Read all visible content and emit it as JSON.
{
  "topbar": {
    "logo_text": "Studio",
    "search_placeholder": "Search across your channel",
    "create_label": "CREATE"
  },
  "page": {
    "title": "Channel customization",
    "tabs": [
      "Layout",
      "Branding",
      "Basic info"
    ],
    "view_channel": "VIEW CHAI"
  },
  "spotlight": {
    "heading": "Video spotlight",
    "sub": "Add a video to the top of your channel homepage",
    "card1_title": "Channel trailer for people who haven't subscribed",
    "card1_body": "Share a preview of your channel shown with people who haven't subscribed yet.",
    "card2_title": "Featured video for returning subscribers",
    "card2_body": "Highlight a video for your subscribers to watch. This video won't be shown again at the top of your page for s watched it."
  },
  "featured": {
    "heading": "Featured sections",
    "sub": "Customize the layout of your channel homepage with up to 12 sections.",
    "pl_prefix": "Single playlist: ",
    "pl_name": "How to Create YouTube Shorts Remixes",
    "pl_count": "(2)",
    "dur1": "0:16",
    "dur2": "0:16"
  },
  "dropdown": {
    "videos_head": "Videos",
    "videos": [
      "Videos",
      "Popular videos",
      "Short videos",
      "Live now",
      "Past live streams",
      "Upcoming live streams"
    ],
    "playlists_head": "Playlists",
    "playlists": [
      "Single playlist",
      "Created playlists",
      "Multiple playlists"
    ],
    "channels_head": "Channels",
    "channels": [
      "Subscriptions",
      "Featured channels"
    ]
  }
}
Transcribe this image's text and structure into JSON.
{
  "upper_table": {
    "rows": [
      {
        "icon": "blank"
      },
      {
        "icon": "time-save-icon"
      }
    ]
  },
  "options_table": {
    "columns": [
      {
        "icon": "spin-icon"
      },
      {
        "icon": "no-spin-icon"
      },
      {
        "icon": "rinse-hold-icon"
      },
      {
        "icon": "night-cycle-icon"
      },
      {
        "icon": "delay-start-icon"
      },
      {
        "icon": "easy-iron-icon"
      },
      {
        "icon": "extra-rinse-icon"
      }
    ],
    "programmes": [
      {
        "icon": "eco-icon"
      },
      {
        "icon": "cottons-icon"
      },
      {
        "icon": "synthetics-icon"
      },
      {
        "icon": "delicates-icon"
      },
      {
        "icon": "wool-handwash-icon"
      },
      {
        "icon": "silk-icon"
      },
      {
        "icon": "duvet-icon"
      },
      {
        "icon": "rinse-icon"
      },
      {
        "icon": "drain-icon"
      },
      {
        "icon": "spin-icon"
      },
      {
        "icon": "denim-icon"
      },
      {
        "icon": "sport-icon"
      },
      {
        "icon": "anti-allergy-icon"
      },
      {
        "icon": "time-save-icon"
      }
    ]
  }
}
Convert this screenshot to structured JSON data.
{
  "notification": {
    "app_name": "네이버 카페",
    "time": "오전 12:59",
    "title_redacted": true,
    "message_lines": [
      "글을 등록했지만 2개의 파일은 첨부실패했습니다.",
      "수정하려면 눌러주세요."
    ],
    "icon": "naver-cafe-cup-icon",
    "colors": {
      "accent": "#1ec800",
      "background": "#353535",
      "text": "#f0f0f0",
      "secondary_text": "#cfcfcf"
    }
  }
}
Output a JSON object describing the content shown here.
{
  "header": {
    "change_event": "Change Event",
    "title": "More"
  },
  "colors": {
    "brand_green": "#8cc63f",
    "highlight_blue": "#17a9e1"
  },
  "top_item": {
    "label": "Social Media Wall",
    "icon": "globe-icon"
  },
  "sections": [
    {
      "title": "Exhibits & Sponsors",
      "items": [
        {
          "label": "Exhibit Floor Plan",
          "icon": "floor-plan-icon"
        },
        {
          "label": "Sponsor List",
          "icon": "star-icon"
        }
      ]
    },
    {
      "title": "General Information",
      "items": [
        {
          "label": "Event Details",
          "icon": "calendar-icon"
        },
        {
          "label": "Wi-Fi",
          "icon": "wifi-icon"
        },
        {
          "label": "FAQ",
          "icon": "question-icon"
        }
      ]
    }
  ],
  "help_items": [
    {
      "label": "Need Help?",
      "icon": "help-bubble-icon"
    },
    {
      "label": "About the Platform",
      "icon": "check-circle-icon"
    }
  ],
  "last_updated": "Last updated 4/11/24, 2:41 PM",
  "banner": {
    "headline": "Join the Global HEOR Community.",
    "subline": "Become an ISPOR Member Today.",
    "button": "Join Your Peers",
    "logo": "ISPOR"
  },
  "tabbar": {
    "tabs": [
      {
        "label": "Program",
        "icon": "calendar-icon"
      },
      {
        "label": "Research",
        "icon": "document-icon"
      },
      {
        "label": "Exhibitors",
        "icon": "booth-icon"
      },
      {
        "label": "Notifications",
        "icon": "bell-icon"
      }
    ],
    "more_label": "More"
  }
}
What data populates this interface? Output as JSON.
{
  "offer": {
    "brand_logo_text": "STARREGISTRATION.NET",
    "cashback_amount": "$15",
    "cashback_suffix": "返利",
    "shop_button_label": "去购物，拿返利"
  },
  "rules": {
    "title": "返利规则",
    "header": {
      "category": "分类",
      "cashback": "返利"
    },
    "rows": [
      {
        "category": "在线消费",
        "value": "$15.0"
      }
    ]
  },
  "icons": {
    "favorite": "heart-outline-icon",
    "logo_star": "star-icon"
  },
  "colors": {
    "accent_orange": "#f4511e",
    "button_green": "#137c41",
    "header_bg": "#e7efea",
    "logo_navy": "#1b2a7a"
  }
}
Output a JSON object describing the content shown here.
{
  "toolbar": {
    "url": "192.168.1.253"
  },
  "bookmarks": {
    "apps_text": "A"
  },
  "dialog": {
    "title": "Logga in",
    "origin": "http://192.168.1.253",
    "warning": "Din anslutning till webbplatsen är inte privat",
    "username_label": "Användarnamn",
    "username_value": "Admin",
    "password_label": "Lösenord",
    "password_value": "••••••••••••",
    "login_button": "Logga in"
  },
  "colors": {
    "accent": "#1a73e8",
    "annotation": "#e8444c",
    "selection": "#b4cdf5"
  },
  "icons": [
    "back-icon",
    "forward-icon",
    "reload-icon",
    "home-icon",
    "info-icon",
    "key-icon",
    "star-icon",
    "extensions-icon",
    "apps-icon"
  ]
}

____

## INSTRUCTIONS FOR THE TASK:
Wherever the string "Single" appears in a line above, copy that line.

## SOLUTION FOR THIS PROBLEM:
    "pl_prefix": "Single playlist: ",
      "Single playlist",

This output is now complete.